■ WHAT YOU SHOULD DO
All lines of the listing below are to be printed again exactly.

■ GIVEN INFORMATION

=-=-=-=-=

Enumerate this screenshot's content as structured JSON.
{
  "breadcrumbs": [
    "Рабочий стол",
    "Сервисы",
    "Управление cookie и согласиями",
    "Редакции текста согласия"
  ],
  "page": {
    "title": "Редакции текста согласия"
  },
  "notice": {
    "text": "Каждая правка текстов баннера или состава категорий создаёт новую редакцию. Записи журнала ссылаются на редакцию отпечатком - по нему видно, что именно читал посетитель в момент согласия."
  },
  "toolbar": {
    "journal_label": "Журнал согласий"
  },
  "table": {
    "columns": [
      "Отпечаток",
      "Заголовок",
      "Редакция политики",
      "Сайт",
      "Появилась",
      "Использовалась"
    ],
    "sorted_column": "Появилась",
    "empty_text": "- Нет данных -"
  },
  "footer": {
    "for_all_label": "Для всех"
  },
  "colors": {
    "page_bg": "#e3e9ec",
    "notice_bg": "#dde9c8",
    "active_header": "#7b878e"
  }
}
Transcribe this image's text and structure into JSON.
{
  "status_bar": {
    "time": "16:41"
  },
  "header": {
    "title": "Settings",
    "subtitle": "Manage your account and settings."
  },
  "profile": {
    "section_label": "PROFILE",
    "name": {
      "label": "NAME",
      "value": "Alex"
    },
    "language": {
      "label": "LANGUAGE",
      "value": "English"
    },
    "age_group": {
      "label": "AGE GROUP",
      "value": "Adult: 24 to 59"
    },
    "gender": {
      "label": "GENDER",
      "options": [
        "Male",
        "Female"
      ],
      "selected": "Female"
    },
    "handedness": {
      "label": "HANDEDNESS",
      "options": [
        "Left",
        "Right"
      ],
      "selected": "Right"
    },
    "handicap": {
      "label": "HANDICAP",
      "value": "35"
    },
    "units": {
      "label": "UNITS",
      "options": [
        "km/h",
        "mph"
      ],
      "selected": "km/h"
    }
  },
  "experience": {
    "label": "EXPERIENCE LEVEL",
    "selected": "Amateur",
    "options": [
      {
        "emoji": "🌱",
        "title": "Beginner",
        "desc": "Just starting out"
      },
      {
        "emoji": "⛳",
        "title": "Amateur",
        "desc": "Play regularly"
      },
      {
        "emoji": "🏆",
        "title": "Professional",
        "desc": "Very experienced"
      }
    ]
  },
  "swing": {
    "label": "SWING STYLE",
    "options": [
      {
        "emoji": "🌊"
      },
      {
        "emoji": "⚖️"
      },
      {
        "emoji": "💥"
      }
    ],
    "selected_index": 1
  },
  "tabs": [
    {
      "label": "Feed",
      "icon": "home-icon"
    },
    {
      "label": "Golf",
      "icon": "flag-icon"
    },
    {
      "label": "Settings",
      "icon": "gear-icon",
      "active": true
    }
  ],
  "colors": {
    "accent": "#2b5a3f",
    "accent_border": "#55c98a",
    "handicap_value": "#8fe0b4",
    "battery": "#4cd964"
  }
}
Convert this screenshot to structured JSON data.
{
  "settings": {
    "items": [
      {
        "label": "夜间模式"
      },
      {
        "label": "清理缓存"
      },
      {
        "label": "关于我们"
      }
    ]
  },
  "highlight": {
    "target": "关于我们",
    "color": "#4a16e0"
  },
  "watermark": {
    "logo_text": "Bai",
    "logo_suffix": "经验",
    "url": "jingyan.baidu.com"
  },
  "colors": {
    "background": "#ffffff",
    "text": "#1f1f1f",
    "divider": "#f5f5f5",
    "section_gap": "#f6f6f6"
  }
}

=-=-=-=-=

■ RESULT BELOW
Enumerate this screenshot's content as structured JSON.
{
  "breadcrumbs": [
    "Рабочий стол",
    "Сервисы",
    "Управление cookie и согласиями",
    "Редакции текста согласия"
  ],
  "page": {
    "title": "Редакции текста согласия"
  },
  "notice": {
    "text": "Каждая правка текстов баннера или состава категорий создаёт новую редакцию. Записи журнала ссылаются на редакцию отпечатком - по нему видно, что именно читал посетитель в момент согласия."
  },
  "toolbar": {
    "journal_label": "Журнал согласий"
  },
  "table": {
    "columns": [
      "Отпечаток",
      "Заголовок",
      "Редакция политики",
      "Сайт",
      "Появилась",
      "Использовалась"
    ],
    "sorted_column": "Появилась",
    "empty_text": "- Нет данных -"
  },
  "footer": {
    "for_all_label": "Для всех"
  },
  "colors": {
    "page_bg": "#e3e9ec",
    "notice_bg": "#dde9c8",
    "active_header": "#7b878e"
  }
}
Transcribe this image's text and structure into JSON.
{
  "status_bar": {
    "time": "16:41"
  },
  "header": {
    "title": "Settings",
    "subtitle": "Manage your account and settings."
  },
  "profile": {
    "section_label": "PROFILE",
    "name": {
      "label": "NAME",
      "value": "Alex"
    },
    "language": {
      "label": "LANGUAGE",
      "value": "English"
    },
    "age_group": {
      "label": "AGE GROUP",
      "value": "Adult: 24 to 59"
    },
    "gender": {
      "label": "GENDER",
      "options": [
        "Male",
        "Female"
      ],
      "selected": "Female"
    },
    "handedness": {
      "label": "HANDEDNESS",
      "options": [
        "Left",
        "Right"
      ],
      "selected": "Right"
    },
    "handicap": {
      "label": "HANDICAP",
      "value": "35"
    },
    "units": {
      "label": "UNITS",
      "options": [
        "km/h",
        "mph"
      ],
      "selected": "km/h"
    }
  },
  "experience": {
    "label": "EXPERIENCE LEVEL",
    "selected": "Amateur",
    "options": [
      {
        "emoji": "🌱",
        "title": "Beginner",
        "desc": "Just starting out"
      },
      {
        "emoji": "⛳",
        "title": "Amateur",
        "desc": "Play regularly"
      },
      {
        "emoji": "🏆",
        "title": "Professional",
        "desc": "Very experienced"
      }
    ]
  },
  "swing": {
    "label": "SWING STYLE",
    "options": [
      {
        "emoji": "🌊"
      },
      {
        "emoji": "⚖️"
      },
      {
        "emoji": "💥"
      }
    ],
    "selected_index": 1
  },
  "tabs": [
    {
      "label": "Feed",
      "icon": "home-icon"
    },
    {
      "label": "Golf",
      "icon": "flag-icon"
    },
    {
      "label": "Settings",
      "icon": "gear-icon",
      "active": true
    }
  ],
  "colors": {
    "accent": "#2b5a3f",
    "accent_border": "#55c98a",
    "handicap_value": "#8fe0b4",
    "battery": "#4cd964"
  }
}
Convert this screenshot to structured JSON data.
{
  "settings": {
    "items": [
      {
        "label": "夜间模式"
      },
      {
        "label": "清理缓存"
      },
      {
        "label": "关于我们"
      }
    ]
  },
  "highlight": {
    "target": "关于我们",
    "color": "#4a16e0"
  },
  "watermark": {
    "logo_text": "Bai",
    "logo_suffix": "经验",
    "url": "jingyan.baidu.com"
  },
  "colors": {
    "background": "#ffffff",
    "text": "#1f1f1f",
    "divider": "#f5f5f5",
    "section_gap": "#f6f6f6"
  }
}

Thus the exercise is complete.